**TASK TO COMPLETE:** Drop all images and give the records again exactly.

**EXERCISE DATA:**
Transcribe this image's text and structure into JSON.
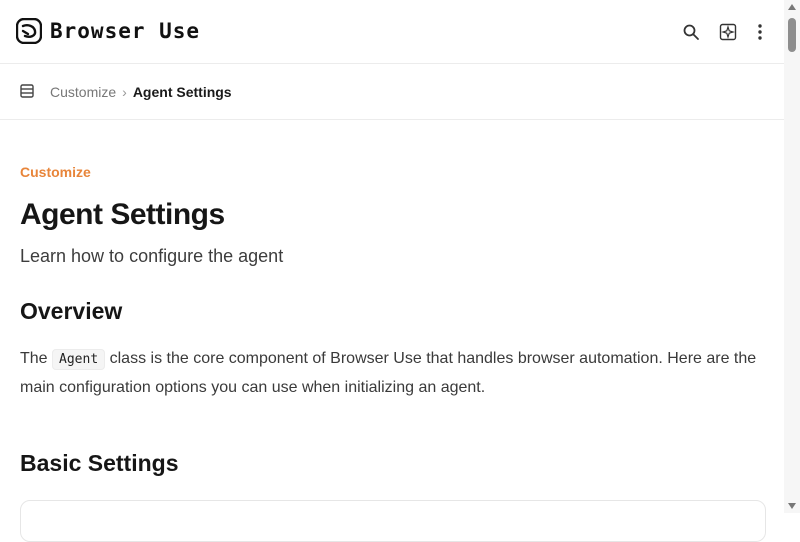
{
  "header": {
    "logo_text": "Browser Use",
    "icons": [
      "search-icon",
      "sparkle-icon",
      "more-vertical-icon"
    ]
  },
  "breadcrumb": {
    "parent": "Customize",
    "separator": "›",
    "current": "Agent Settings"
  },
  "page": {
    "eyebrow": "Customize",
    "title": "Agent Settings",
    "subtitle": "Learn how to configure the agent"
  },
  "sections": {
    "overview_heading": "Overview",
    "overview_text_before": "The",
    "overview_code": "Agent",
    "overview_text_after": "class is the core component of Browser Use that handles browser automation. Here are the main configuration options you can use when initializing an agent.",
    "basic_heading": "Basic Settings"
  },
  "colors": {
    "accent": "#e8853a"
  }
}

**RESPONSE AREA:**
Transcribe this image's text and structure into JSON.
{
  "header": {
    "logo_text": "Browser Use",
    "icons": [
      "search-icon",
      "sparkle-icon",
      "more-vertical-icon"
    ]
  },
  "breadcrumb": {
    "parent": "Customize",
    "separator": "›",
    "current": "Agent Settings"
  },
  "page": {
    "eyebrow": "Customize",
    "title": "Agent Settings",
    "subtitle": "Learn how to configure the agent"
  },
  "sections": {
    "overview_heading": "Overview",
    "overview_text_before": "The",
    "overview_code": "Agent",
    "overview_text_after": "class is the core component of Browser Use that handles browser automation. Here are the main configuration options you can use when initializing an agent.",
    "basic_heading": "Basic Settings"
  },
  "colors": {
    "accent": "#e8853a"
  }
}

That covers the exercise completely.